Google Bans Crypto Mining Extensions from It’s Web Store

If you’ve visited the Chrome web store sometimes during this past few months, you have probably noticed a rise in certain browser extensions related to cryptocurrency mining.

Some of these crypto mining extension apps promise to make you money in the form of cryptocurrency if you install them on your browser.

But that’s far from the truth.

Although that may be true in some rare cases, many of these cryptocurrency mining extensions available on the Google Chrome web store we’re intentionally tricking their users’ to use their computing power to secretly mine cryptocurrency for themselves.

This is a process known as ”crypto-jacking” where cybercriminals utilize to install a malicious JavaScript mining code on a victim’s computer device without their consent.

Monero, a profitable coin to mine

Monero XMR miningMonero (or XMR) is one of the popular privacy-focused cryptocurrencies (and in many cases, the only one) used by these web extension developers, and it’s for a good reason, Monero is considered among the most profitable cryptocurrencies to mine.

The dark web cryptocurrency Monero was designed by its core developers to be ASIC (application-specific integrated circuit)-resistant, meaning it’s not possible for big mining corporations to speed up the mining process using special mining equipment such as ASIC mining hardware.

Considering that the Bitcoin mining difficulty has increased in the recent years, which means now miners who want to mine profitably will have to invest in crypto mining-dedicated hardware such as ASICs to increase their ROI and profits.

However, ASIC machinery is usually expensive and energy-intensive, and is generally used specifically by large mining corporations to speed up the mining process and increase cryptocurrency mining profits.

And generally speaking, cryptocurrencies that don’t use ASIC-resistant mining algorithm are usually more decentralized, meaning they are easier to manipulate by a few entities.

But what makes Monero so attractive to cybercriminals is the fact that it can be mined using regular computing CPU/GPU power without the need to purchase expensive and energy-consuming crypto mining-dedicated equipment.

In other words, even the most basic laptop or even a smartphone can be exploited and used to mine the ASIC-resistant and profitable Monero. For this reason, cybercriminals create this JavaScript malicious mining software to hijack your computer and turn it into a zombie mining cryptocurrencies for cybercriminals without your consent.

Google no longer accepting mining extensions

Due to the rise of cryptojacking, and malicious hackers embedding malicious JavaScript code into websites, apps, and now, Chrome web extensions — Google has decided to ban all browser extensions related to cryptocurrency mining.

Google has announced that suspicious web browser extensions related to cryptocurrency mining will be removed from its Chrome web store.

For one thing, this decision was largely due to the increase of mining extensions in the Chrome web store purposely designed to deploy users computer processing power to mine cryptocurrency without them knowing about it.

Many online users who have been infected by this JavaScript malicious mining code probably have no idea about this, but this secret crypto mining process usually tends to slow down users computers.

*Pro tip: If you’ve recently noticed that your computer is getting sluggish, then it’s probably infected. Check this miner block website just in case.

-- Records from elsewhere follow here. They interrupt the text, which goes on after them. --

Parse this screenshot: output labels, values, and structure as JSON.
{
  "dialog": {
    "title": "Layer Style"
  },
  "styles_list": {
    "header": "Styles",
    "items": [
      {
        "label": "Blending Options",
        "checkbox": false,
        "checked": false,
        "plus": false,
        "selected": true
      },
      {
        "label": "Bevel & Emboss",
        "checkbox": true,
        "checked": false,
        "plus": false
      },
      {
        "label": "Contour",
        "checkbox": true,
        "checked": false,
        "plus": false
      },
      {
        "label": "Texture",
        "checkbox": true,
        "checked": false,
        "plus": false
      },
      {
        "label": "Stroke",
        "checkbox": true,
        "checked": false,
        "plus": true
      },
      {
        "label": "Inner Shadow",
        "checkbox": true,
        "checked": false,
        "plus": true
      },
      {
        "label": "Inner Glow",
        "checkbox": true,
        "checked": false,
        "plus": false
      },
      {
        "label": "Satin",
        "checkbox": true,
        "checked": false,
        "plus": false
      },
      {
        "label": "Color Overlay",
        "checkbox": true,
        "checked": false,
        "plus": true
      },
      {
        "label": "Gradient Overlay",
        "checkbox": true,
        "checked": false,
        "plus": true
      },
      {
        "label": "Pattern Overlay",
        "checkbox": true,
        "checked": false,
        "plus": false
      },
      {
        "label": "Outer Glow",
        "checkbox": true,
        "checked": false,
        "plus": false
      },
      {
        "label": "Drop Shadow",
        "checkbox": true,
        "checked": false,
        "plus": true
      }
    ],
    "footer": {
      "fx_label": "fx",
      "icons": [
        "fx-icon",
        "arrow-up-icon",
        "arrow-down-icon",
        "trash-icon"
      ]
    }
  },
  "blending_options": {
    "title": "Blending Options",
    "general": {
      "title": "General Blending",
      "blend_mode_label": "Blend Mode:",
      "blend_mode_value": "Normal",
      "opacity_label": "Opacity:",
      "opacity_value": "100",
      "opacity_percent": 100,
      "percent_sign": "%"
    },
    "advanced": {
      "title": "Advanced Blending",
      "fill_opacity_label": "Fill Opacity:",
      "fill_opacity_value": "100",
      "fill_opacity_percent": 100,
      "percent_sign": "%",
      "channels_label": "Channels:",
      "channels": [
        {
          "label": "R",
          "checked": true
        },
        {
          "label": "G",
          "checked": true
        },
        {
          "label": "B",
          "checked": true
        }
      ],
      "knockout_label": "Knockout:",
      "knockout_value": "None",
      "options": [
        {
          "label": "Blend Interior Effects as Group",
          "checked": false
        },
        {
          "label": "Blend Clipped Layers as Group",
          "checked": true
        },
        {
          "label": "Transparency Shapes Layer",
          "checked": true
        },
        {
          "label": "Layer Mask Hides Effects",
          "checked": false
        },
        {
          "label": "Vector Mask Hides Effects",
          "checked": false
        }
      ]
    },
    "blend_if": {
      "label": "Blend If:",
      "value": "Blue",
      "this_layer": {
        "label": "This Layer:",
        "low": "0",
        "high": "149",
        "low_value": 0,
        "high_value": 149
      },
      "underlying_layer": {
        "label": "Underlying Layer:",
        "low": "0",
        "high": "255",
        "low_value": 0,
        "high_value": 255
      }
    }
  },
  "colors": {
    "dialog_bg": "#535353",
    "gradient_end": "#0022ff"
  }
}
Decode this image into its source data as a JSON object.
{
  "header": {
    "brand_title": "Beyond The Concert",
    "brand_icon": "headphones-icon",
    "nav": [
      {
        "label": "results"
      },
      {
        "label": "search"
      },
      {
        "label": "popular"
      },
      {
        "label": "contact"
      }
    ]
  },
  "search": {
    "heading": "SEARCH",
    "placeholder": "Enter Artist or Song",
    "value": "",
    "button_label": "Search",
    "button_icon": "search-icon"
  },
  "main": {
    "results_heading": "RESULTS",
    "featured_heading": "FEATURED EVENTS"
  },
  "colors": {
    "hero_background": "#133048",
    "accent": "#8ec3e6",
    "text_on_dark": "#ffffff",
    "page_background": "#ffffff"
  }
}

Google has announced in a statement that 90% of chrome extensions related to cryptocurrency mining failed to comply with Google’s Chrome web store policies.

As has been noted above, many of these web browser extensions that claimed to help their users mine cryptocurrencies and make money with their devices we’re actually tricking users into giving up their computer processing power to these cybercriminals.

In a statement released yesterday, Google has outlined the reasons behind the decision to ban these type of web extensions.

There has been a rise in malicious extensions that appear to provide useful functionality on the surface, while embedding hidden cryptocurrency mining scripts that run in the background without the user’s consent. These mining scripts often consume significant CPU resources, and can severely impact system performance and power consumption.

If you went to the Chrome web store right now, you won’t find as many web browser extensions related to cryptocurrency mining as it was before the Google ban.

Is this a good decision?

Google’s decision to ban cryptocurrency-related chrome extensions that trick users into installing the app to mine cryptocurrencies without their consent is an overall good decision, the safety and security of users is a top priority of Google.

Since the recent boom of the cryptocurrency markets, malicious web developers have taken this opportunity to create malicious crypto mining software to target unsuspected users and infect their computer devices, which of course is not an ethical thing.

However, many online users who were aware of this fact we’re in favor of this somewhat-innovative approach of sacrificing a piece of their CPU computing power in exchange for an ad-free web browsing experience.

For the most part, this decision was for the benefit of protecting users safety and security as it’s always a good practice to provide users with the protection necessary against all types of cybercriminals circulating the web.